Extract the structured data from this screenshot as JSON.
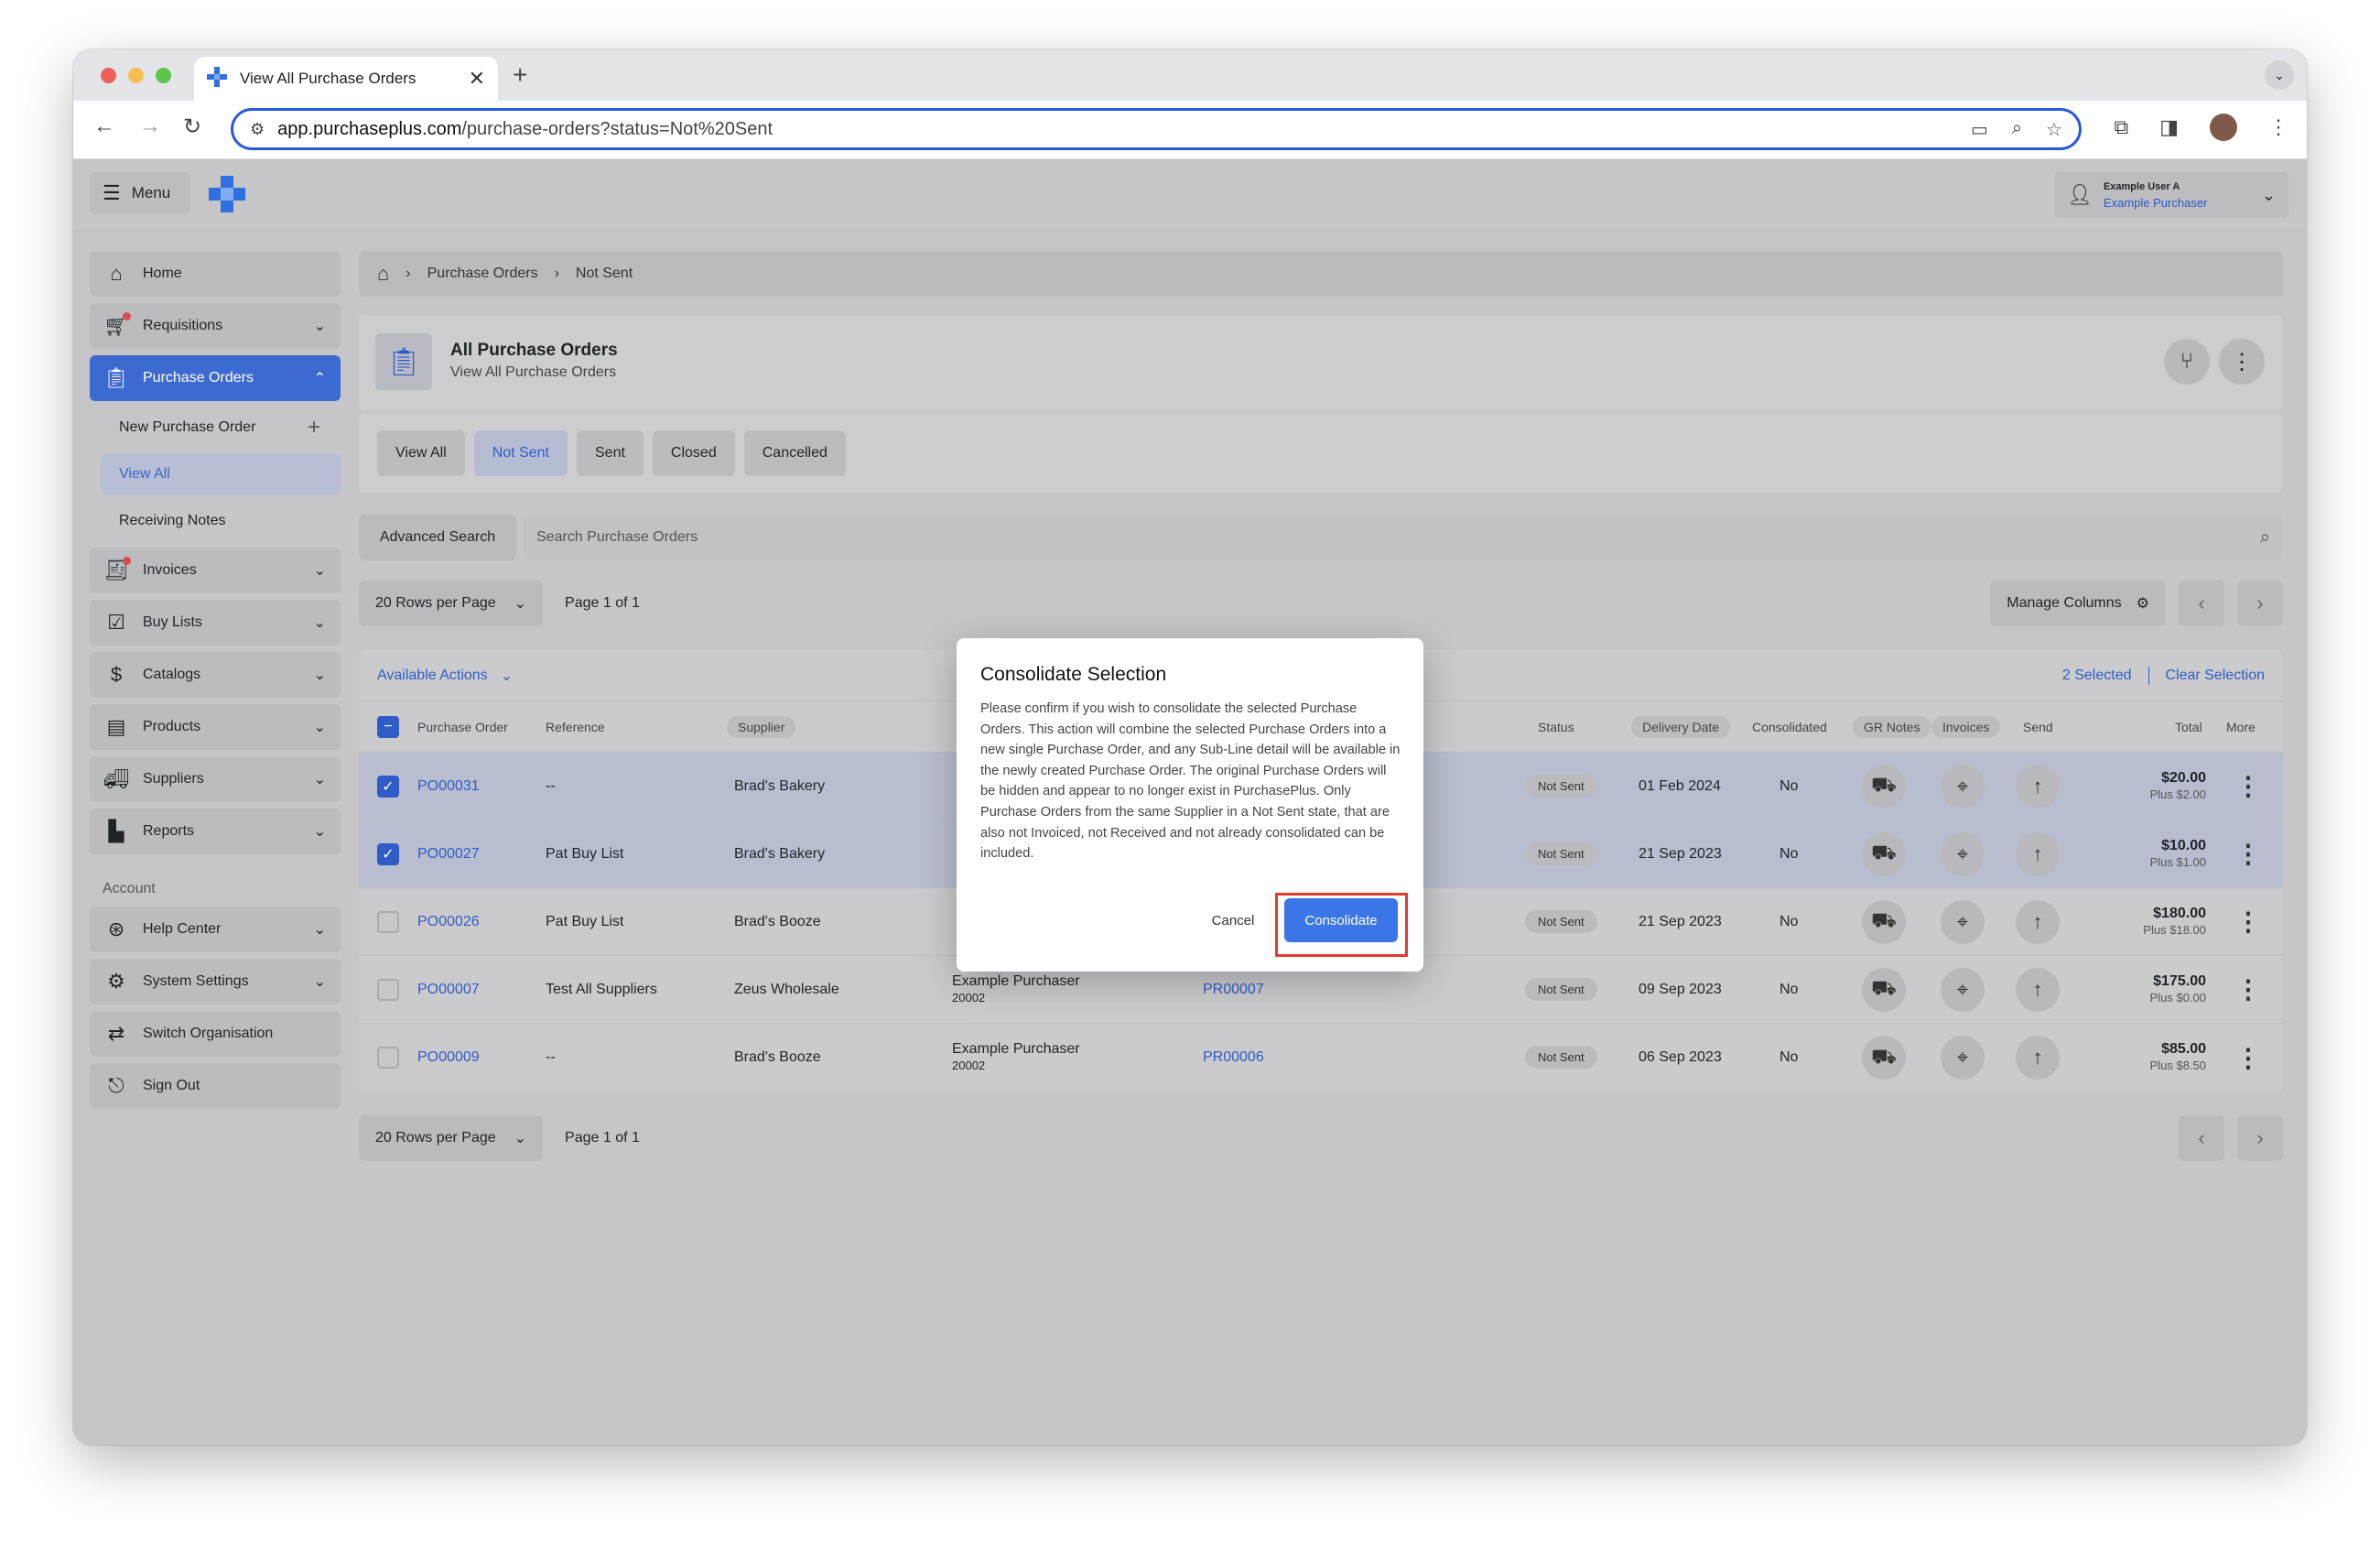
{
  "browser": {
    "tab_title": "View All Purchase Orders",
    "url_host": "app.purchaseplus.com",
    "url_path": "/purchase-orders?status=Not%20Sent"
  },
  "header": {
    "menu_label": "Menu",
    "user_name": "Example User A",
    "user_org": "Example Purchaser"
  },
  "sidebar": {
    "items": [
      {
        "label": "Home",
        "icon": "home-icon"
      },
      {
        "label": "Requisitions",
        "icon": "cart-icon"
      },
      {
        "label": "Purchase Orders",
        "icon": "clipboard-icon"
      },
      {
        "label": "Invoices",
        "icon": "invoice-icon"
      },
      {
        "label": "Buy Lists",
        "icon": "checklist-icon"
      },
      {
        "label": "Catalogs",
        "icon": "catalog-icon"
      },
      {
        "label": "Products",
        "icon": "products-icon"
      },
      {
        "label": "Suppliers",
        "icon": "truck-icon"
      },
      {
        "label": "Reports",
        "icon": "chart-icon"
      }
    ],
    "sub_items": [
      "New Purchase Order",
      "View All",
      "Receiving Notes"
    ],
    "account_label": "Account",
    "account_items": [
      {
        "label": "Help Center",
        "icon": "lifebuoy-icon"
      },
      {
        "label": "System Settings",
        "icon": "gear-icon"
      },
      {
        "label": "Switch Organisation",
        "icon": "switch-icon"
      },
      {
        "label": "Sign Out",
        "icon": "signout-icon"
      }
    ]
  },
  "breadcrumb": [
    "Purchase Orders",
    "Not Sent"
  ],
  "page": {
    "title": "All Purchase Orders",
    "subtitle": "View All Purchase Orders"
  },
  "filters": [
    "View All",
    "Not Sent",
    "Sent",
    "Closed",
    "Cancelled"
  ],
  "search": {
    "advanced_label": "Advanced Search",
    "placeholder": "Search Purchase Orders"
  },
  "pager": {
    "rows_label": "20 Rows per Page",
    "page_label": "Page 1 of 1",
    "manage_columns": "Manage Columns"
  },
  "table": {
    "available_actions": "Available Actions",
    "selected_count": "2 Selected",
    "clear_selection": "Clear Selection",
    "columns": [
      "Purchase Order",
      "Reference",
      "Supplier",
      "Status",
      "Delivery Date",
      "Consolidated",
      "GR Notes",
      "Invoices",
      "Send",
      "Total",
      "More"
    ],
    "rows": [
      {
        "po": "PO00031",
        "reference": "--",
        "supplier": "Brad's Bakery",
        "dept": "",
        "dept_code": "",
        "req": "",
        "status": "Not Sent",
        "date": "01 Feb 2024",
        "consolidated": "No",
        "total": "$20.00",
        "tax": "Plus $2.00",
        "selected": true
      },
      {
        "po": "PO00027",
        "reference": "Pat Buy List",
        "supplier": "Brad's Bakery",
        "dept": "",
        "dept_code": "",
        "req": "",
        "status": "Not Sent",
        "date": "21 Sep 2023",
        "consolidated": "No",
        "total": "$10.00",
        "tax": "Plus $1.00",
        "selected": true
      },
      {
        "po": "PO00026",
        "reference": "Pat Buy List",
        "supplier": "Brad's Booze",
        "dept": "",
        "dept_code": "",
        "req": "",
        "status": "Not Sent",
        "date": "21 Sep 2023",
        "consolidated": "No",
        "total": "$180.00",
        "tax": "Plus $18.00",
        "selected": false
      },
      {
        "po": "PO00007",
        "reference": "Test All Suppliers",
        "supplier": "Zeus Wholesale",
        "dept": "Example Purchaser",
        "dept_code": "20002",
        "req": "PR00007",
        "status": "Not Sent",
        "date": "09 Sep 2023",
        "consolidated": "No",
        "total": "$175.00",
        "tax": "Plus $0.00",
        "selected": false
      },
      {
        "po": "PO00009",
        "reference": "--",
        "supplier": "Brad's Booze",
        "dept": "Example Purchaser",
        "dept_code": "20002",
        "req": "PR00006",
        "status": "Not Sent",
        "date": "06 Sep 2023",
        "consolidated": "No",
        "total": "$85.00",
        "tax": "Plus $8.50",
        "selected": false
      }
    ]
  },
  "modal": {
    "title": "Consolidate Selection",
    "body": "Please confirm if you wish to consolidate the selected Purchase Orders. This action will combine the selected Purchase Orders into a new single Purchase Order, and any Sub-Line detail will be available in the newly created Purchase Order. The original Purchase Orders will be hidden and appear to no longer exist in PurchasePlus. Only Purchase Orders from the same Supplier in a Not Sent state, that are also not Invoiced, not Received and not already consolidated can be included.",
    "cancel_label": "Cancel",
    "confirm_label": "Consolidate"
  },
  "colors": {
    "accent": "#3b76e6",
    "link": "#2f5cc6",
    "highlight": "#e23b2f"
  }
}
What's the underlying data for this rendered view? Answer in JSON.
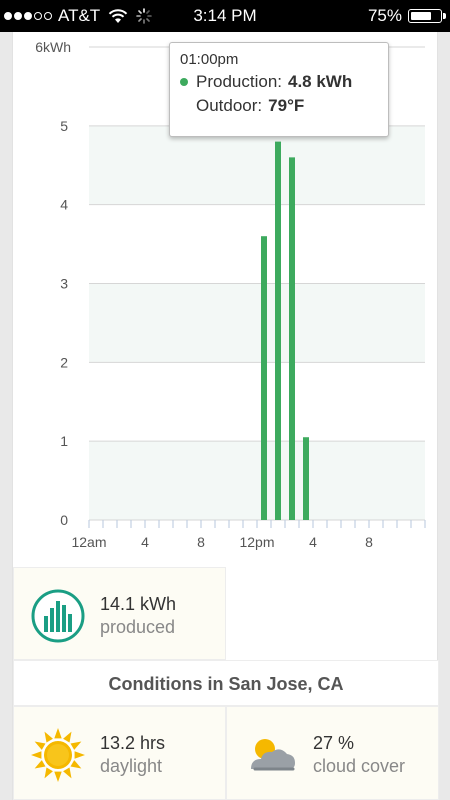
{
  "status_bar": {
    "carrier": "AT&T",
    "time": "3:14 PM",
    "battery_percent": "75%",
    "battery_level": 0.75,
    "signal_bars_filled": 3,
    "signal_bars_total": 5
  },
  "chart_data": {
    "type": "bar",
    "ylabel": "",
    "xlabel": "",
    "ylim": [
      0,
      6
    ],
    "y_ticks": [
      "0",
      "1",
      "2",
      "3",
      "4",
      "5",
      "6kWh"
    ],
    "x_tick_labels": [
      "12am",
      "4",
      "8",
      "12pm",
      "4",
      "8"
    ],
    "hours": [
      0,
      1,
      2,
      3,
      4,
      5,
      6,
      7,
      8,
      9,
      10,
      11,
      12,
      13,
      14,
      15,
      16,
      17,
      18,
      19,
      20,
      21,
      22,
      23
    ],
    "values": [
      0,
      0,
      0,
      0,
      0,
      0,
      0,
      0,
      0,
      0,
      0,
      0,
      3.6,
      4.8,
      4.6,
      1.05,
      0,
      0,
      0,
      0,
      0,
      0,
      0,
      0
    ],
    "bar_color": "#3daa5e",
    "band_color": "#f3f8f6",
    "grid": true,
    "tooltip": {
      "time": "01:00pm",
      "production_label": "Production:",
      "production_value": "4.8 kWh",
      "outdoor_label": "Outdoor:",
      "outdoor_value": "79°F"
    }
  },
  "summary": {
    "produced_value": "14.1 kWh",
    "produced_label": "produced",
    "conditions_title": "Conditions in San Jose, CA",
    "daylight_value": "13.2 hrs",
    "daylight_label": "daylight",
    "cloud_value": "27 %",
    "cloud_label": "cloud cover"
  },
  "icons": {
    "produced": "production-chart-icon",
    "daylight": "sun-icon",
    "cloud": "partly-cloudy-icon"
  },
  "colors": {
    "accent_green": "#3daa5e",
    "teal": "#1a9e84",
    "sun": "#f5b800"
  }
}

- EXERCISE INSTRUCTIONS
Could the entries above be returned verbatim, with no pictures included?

- SOLVED PROBLEM
Extract the structured data from this screenshot as JSON.
{
  "browser": {
    "tab_title": "View All Purchase Orders",
    "url_host": "app.purchaseplus.com",
    "url_path": "/purchase-orders?status=Not%20Sent"
  },
  "header": {
    "menu_label": "Menu",
    "user_name": "Example User A",
    "user_org": "Example Purchaser"
  },
  "sidebar": {
    "items": [
      {
        "label": "Home",
        "icon": "home-icon"
      },
      {
        "label": "Requisitions",
        "icon": "cart-icon"
      },
      {
        "label": "Purchase Orders",
        "icon": "clipboard-icon"
      },
      {
        "label": "Invoices",
        "icon": "invoice-icon"
      },
      {
        "label": "Buy Lists",
        "icon": "checklist-icon"
      },
      {
        "label": "Catalogs",
        "icon": "catalog-icon"
      },
      {
        "label": "Products",
        "icon": "products-icon"
      },
      {
        "label": "Suppliers",
        "icon": "truck-icon"
      },
      {
        "label": "Reports",
        "icon": "chart-icon"
      }
    ],
    "sub_items": [
      "New Purchase Order",
      "View All",
      "Receiving Notes"
    ],
    "account_label": "Account",
    "account_items": [
      {
        "label": "Help Center",
        "icon": "lifebuoy-icon"
      },
      {
        "label": "System Settings",
        "icon": "gear-icon"
      },
      {
        "label": "Switch Organisation",
        "icon": "switch-icon"
      },
      {
        "label": "Sign Out",
        "icon": "signout-icon"
      }
    ]
  },
  "breadcrumb": [
    "Purchase Orders",
    "Not Sent"
  ],
  "page": {
    "title": "All Purchase Orders",
    "subtitle": "View All Purchase Orders"
  },
  "filters": [
    "View All",
    "Not Sent",
    "Sent",
    "Closed",
    "Cancelled"
  ],
  "search": {
    "advanced_label": "Advanced Search",
    "placeholder": "Search Purchase Orders"
  },
  "pager": {
    "rows_label": "20 Rows per Page",
    "page_label": "Page 1 of 1",
    "manage_columns": "Manage Columns"
  },
  "table": {
    "available_actions": "Available Actions",
    "selected_count": "2 Selected",
    "clear_selection": "Clear Selection",
    "columns": [
      "Purchase Order",
      "Reference",
      "Supplier",
      "Status",
      "Delivery Date",
      "Consolidated",
      "GR Notes",
      "Invoices",
      "Send",
      "Total",
      "More"
    ],
    "rows": [
      {
        "po": "PO00031",
        "reference": "--",
        "supplier": "Brad's Bakery",
        "dept": "",
        "dept_code": "",
        "req": "",
        "status": "Not Sent",
        "date": "01 Feb 2024",
        "consolidated": "No",
        "total": "$20.00",
        "tax": "Plus $2.00",
        "selected": true
      },
      {
        "po": "PO00027",
        "reference": "Pat Buy List",
        "supplier": "Brad's Bakery",
        "dept": "",
        "dept_code": "",
        "req": "",
        "status": "Not Sent",
        "date": "21 Sep 2023",
        "consolidated": "No",
        "total": "$10.00",
        "tax": "Plus $1.00",
        "selected": true
      },
      {
        "po": "PO00026",
        "reference": "Pat Buy List",
        "supplier": "Brad's Booze",
        "dept": "",
        "dept_code": "",
        "req": "",
        "status": "Not Sent",
        "date": "21 Sep 2023",
        "consolidated": "No",
        "total": "$180.00",
        "tax": "Plus $18.00",
        "selected": false
      },
      {
        "po": "PO00007",
        "reference": "Test All Suppliers",
        "supplier": "Zeus Wholesale",
        "dept": "Example Purchaser",
        "dept_code": "20002",
        "req": "PR00007",
        "status": "Not Sent",
        "date": "09 Sep 2023",
        "consolidated": "No",
        "total": "$175.00",
        "tax": "Plus $0.00",
        "selected": false
      },
      {
        "po": "PO00009",
        "reference": "--",
        "supplier": "Brad's Booze",
        "dept": "Example Purchaser",
        "dept_code": "20002",
        "req": "PR00006",
        "status": "Not Sent",
        "date": "06 Sep 2023",
        "consolidated": "No",
        "total": "$85.00",
        "tax": "Plus $8.50",
        "selected": false
      }
    ]
  },
  "modal": {
    "title": "Consolidate Selection",
    "body": "Please confirm if you wish to consolidate the selected Purchase Orders. This action will combine the selected Purchase Orders into a new single Purchase Order, and any Sub-Line detail will be available in the newly created Purchase Order. The original Purchase Orders will be hidden and appear to no longer exist in PurchasePlus. Only Purchase Orders from the same Supplier in a Not Sent state, that are also not Invoiced, not Received and not already consolidated can be included.",
    "cancel_label": "Cancel",
    "confirm_label": "Consolidate"
  },
  "colors": {
    "accent": "#3b76e6",
    "link": "#2f5cc6",
    "highlight": "#e23b2f"
  }
}
What's the underlying data for this rendered view? Answer in JSON.
{
  "status_bar": {
    "carrier": "AT&T",
    "time": "3:14 PM",
    "battery_percent": "75%",
    "battery_level": 0.75,
    "signal_bars_filled": 3,
    "signal_bars_total": 5
  },
  "chart_data": {
    "type": "bar",
    "ylabel": "",
    "xlabel": "",
    "ylim": [
      0,
      6
    ],
    "y_ticks": [
      "0",
      "1",
      "2",
      "3",
      "4",
      "5",
      "6kWh"
    ],
    "x_tick_labels": [
      "12am",
      "4",
      "8",
      "12pm",
      "4",
      "8"
    ],
    "hours": [
      0,
      1,
      2,
      3,
      4,
      5,
      6,
      7,
      8,
      9,
      10,
      11,
      12,
      13,
      14,
      15,
      16,
      17,
      18,
      19,
      20,
      21,
      22,
      23
    ],
    "values": [
      0,
      0,
      0,
      0,
      0,
      0,
      0,
      0,
      0,
      0,
      0,
      0,
      3.6,
      4.8,
      4.6,
      1.05,
      0,
      0,
      0,
      0,
      0,
      0,
      0,
      0
    ],
    "bar_color": "#3daa5e",
    "band_color": "#f3f8f6",
    "grid": true,
    "tooltip": {
      "time": "01:00pm",
      "production_label": "Production:",
      "production_value": "4.8 kWh",
      "outdoor_label": "Outdoor:",
      "outdoor_value": "79°F"
    }
  },
  "summary": {
    "produced_value": "14.1 kWh",
    "produced_label": "produced",
    "conditions_title": "Conditions in San Jose, CA",
    "daylight_value": "13.2 hrs",
    "daylight_label": "daylight",
    "cloud_value": "27 %",
    "cloud_label": "cloud cover"
  },
  "icons": {
    "produced": "production-chart-icon",
    "daylight": "sun-icon",
    "cloud": "partly-cloudy-icon"
  },
  "colors": {
    "accent_green": "#3daa5e",
    "teal": "#1a9e84",
    "sun": "#f5b800"
  }
}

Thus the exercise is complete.